Work to complete
A single figure is the whole answer: the number of lines in the records that contain "screenshot".

--- Material provided Enclosed Below ---

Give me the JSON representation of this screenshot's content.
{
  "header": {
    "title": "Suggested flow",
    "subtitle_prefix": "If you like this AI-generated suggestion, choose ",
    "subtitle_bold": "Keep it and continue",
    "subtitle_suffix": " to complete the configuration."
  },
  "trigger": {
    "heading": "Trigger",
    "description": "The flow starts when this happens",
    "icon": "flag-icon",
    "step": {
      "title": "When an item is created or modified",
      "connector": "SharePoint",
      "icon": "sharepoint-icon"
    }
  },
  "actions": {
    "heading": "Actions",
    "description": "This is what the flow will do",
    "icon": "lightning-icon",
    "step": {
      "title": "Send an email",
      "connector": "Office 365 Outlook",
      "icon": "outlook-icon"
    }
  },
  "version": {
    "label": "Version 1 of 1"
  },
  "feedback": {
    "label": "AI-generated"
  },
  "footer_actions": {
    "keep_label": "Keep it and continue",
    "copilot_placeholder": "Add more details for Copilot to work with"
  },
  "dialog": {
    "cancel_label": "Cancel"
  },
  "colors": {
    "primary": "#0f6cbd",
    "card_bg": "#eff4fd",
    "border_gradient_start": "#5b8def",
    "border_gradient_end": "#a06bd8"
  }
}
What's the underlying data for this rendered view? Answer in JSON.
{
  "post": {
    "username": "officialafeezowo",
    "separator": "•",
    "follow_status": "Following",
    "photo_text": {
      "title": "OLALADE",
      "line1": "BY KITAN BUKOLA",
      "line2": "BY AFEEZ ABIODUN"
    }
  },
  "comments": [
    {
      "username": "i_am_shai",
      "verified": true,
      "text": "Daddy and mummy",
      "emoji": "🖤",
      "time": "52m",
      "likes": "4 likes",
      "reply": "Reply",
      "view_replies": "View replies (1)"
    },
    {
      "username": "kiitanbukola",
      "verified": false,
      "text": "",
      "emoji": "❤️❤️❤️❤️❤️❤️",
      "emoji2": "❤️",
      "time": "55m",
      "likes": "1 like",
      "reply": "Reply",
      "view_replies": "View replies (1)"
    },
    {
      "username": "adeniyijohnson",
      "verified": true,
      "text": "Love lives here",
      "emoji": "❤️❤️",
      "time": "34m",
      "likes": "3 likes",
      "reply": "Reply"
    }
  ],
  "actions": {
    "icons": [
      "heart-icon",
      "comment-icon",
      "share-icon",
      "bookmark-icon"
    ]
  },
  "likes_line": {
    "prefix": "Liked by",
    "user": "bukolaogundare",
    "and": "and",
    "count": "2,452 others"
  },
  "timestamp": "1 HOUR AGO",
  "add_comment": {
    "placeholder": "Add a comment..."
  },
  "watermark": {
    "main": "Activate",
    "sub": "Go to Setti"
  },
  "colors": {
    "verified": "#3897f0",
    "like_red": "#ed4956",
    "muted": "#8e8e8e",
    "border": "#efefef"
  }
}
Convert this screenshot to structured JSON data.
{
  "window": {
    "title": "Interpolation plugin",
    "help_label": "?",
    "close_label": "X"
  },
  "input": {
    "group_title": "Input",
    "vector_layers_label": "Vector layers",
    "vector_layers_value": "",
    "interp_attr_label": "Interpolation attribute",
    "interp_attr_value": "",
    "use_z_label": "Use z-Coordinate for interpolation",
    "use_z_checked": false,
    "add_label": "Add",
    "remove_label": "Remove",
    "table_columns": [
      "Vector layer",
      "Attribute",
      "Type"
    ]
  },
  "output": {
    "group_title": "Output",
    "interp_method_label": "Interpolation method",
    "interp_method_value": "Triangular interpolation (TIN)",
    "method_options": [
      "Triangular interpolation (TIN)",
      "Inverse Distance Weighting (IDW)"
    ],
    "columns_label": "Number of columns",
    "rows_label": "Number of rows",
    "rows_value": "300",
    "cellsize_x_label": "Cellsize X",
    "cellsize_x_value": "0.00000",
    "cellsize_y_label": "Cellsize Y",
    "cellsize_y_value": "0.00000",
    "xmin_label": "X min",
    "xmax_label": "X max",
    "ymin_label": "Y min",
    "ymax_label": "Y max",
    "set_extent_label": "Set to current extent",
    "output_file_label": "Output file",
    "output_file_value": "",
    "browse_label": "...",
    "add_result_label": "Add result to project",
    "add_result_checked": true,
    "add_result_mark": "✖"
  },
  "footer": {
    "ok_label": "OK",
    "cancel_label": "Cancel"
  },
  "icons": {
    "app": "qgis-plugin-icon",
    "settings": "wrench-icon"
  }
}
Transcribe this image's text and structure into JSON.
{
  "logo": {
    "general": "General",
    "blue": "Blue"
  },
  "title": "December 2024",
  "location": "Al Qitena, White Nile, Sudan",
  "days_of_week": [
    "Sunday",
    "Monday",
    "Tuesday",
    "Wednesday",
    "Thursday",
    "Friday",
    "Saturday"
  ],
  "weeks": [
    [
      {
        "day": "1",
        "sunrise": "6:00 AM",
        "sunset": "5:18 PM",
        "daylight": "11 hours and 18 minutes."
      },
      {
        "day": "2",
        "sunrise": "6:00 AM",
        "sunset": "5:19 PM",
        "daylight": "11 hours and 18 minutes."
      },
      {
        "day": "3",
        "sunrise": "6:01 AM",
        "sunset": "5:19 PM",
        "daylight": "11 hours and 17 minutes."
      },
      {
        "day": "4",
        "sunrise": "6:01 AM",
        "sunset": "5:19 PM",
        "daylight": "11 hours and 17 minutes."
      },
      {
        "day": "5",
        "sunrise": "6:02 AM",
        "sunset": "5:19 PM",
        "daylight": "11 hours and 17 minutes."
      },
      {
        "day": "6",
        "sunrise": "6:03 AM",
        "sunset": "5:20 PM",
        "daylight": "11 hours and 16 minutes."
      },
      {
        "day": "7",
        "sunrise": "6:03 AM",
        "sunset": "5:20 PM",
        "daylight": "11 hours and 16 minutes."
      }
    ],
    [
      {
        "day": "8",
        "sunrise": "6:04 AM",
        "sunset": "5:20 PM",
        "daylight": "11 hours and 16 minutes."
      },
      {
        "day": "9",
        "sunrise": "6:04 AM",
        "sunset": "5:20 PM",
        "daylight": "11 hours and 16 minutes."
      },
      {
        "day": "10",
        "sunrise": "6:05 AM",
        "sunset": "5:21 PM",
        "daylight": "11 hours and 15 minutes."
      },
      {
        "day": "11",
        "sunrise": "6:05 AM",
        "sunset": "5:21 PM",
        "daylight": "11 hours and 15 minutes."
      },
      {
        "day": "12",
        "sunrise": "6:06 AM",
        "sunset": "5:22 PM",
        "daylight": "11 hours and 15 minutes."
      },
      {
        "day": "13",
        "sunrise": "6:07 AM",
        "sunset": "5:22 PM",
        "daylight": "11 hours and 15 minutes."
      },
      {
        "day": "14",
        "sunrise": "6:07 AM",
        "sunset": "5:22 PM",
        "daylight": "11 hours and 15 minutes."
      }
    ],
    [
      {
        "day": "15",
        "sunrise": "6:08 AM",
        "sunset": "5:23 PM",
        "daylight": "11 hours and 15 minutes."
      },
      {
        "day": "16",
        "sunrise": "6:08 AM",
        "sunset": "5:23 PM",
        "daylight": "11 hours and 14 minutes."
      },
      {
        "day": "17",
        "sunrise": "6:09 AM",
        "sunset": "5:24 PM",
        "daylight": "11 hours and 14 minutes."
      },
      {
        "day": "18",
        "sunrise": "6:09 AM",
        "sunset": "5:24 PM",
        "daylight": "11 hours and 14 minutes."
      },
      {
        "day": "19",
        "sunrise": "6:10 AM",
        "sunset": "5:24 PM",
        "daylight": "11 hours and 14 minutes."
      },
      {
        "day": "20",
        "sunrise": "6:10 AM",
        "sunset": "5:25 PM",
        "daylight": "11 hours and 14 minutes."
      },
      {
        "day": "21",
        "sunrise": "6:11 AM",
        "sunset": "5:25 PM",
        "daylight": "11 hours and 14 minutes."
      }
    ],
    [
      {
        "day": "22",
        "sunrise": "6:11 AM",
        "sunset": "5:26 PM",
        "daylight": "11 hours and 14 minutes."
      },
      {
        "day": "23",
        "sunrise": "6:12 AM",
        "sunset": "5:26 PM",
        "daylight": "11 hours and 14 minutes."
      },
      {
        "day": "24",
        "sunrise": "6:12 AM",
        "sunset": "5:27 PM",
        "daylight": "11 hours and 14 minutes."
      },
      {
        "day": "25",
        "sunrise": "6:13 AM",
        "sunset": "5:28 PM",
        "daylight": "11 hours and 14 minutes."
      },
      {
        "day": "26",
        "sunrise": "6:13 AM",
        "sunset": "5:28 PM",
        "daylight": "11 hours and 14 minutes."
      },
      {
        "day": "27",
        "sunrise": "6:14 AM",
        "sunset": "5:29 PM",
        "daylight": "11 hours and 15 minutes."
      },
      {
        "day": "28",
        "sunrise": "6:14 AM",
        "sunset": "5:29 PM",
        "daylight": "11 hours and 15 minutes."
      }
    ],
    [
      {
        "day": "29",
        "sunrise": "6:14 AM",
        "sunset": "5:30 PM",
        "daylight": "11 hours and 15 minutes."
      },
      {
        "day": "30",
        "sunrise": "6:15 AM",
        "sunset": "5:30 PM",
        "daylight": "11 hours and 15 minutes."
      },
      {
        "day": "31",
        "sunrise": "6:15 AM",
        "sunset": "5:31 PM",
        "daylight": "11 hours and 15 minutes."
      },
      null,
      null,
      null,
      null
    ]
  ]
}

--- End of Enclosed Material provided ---

Written solution
2